Agile methods and frameworks gained popularity in all types of work, but far and away the majority of folks taking it on were initially software delivery teams. Searching for books on “Agile” now returns mostly software delivery team specific books. Later, agile in delivery teams only with a traditional organization around them became referred to as “Agile 1.0″.
In the early 2000′s, some companies wanted to obtain the benefits of agility elsewhere in their organization or throughout their entire value chain. This the first time I read the word “Agile 2.0″, in 2004. This was overloaded, but also indicated a company using the principles of agility across the organization.
In 2008 I came across “Agile 3.0″ in print, by Blake Lindsay and then others. This was the result of studying teams that were achieving more than 10 times their initial velocities, or the amount of work they were able to deliver sustainably and with quality. These teams had excellent agile practices, and in addition they reported terms from team psychology: “work worth doing”, “transcendent purpose”, and “The science of highly motivated teams” as studied by Niki Harre. Agile 3.0 grew to mean agile teams which were not siloed, that is a team was self organizing to compose the skillset needed to deliver the top priority backlog items.
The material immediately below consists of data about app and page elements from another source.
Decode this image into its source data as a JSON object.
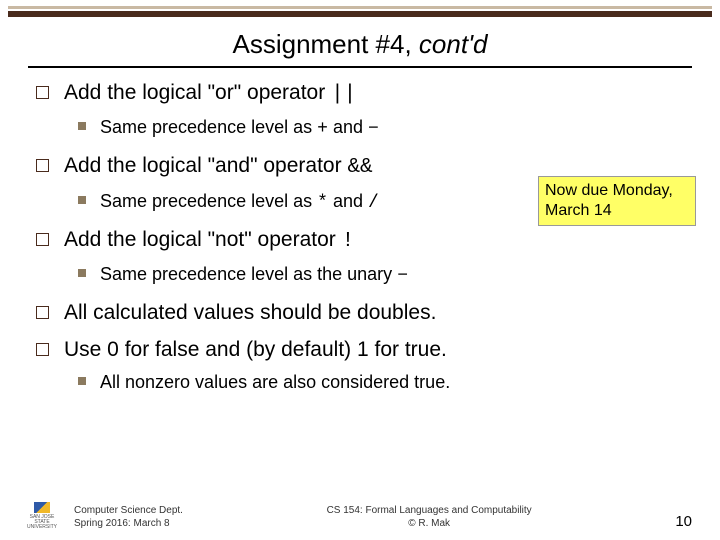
{
  "title": {
    "main": "Assignment #4, ",
    "italic": "cont'd"
  },
  "bullets": {
    "b1": {
      "text_a": "Add the logical \"or\" operator ",
      "op": "||",
      "sub_a": "Same precedence level as ",
      "sub_op1": "+",
      "sub_mid": " and ",
      "sub_op2": "−"
    },
    "b2": {
      "text_a": "Add the logical \"and\" operator ",
      "op": "&&",
      "sub_a": "Same precedence level as ",
      "sub_op1": "*",
      "sub_mid": " and ",
      "sub_op2": "/"
    },
    "b3": {
      "text_a": "Add the logical \"not\" operator ",
      "op": "!",
      "sub_a": "Same precedence level as the unary ",
      "sub_op1": "−"
    },
    "b4": {
      "text": "All calculated values should be doubles."
    },
    "b5": {
      "text": "Use 0 for false and (by default) 1 for true.",
      "sub": "All nonzero values are also considered true."
    }
  },
  "callout": {
    "line1": "Now due Monday,",
    "line2": "March 14"
  },
  "footer": {
    "logo_text": "SAN JOSE STATE UNIVERSITY",
    "left1": "Computer Science Dept.",
    "left2": "Spring 2016: March 8",
    "center1": "CS 154: Formal Languages and Computability",
    "center2": "© R. Mak",
    "page": "10"
  }
}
For example, a single team could have someone from what used to be called the accounting group, a member of the board of directors, a manufacturing design engineer, and a machine operator. This team would then pull from the single backlog that represented what the organization must accomplish to achieve competitive delivery of customer visible value, this week.
Below I took a swing at explaining Agile 1.0, 2.0, and 3.0 as I’ve seen them at clients, with examples of organizations at that level as of this writing, and a rough formula that does let us predict how quickly that company can deliver customer visible value, from idea to the customer’s hands.
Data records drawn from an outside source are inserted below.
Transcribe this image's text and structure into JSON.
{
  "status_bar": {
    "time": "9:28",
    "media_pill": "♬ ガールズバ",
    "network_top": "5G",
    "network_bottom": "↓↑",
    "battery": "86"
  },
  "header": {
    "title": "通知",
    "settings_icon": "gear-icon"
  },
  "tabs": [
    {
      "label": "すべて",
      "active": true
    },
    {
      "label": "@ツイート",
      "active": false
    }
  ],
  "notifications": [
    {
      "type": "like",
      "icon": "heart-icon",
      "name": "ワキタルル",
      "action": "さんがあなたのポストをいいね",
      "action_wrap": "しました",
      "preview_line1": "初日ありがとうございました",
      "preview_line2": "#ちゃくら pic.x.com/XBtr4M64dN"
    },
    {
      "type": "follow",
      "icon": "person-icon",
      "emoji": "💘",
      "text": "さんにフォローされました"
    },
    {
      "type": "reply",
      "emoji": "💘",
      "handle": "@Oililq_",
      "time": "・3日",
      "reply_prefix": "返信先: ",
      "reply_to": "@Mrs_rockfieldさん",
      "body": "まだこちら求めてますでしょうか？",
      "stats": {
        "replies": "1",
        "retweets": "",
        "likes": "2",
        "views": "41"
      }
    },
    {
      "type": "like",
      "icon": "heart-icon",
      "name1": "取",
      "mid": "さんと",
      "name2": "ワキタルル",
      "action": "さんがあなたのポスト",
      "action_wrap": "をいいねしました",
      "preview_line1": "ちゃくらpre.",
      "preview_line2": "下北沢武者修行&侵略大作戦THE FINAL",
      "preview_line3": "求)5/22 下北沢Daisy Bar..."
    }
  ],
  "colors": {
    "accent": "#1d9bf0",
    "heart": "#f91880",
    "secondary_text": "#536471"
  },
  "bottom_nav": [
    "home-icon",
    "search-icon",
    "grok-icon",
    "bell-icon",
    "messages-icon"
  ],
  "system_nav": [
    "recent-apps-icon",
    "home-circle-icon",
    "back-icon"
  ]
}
Agile 1.0, (Royal Bank of Canada, John Deere, Mitutoyo, Johnson Controls): a company adds Scrum teams to deliver specific components with double or better velocity.
The over-all value stream is modeled by Tome’s Law: “Commercialization Velocity = Team Velocity + Organizational Velocity.”
Agile 2.0, (JP Morgan Chase): a company relaunches as all Scrum teams to deliver their previous outputs with double or better velocity.
The over-all value stream is modeled by: “Commercialization Velocity = SUM[Team Velocity].
Agile 3.0, (Zappos, Valve, Spotify, Scrum Inc.): a company dissolves discipline-specific Scrum Teams and relaunches as cross functional Scrum teams, coordinating non-sequentially and non hierarchically using Scrum of Scrums, to deliver work worth doing- solutions that have customer visible value. Through mass-parallelization the hand-offs and sequential-flow-waterfall-stage-gate-wait-states no longer apply.
The over-all value stream is modeled by: “Commercialization Velocity = Team Velocity*Team Velocity*Team Velocity*….
It is worth noting, that we don’t achieve a fully object oriented system, the stated goal of Scrum by it’s co-creator Jeff Sutherland, until Agile 3.0 in this model. Interestingly, this level is also the most rapid velocity from new product or service idea to customer visible value.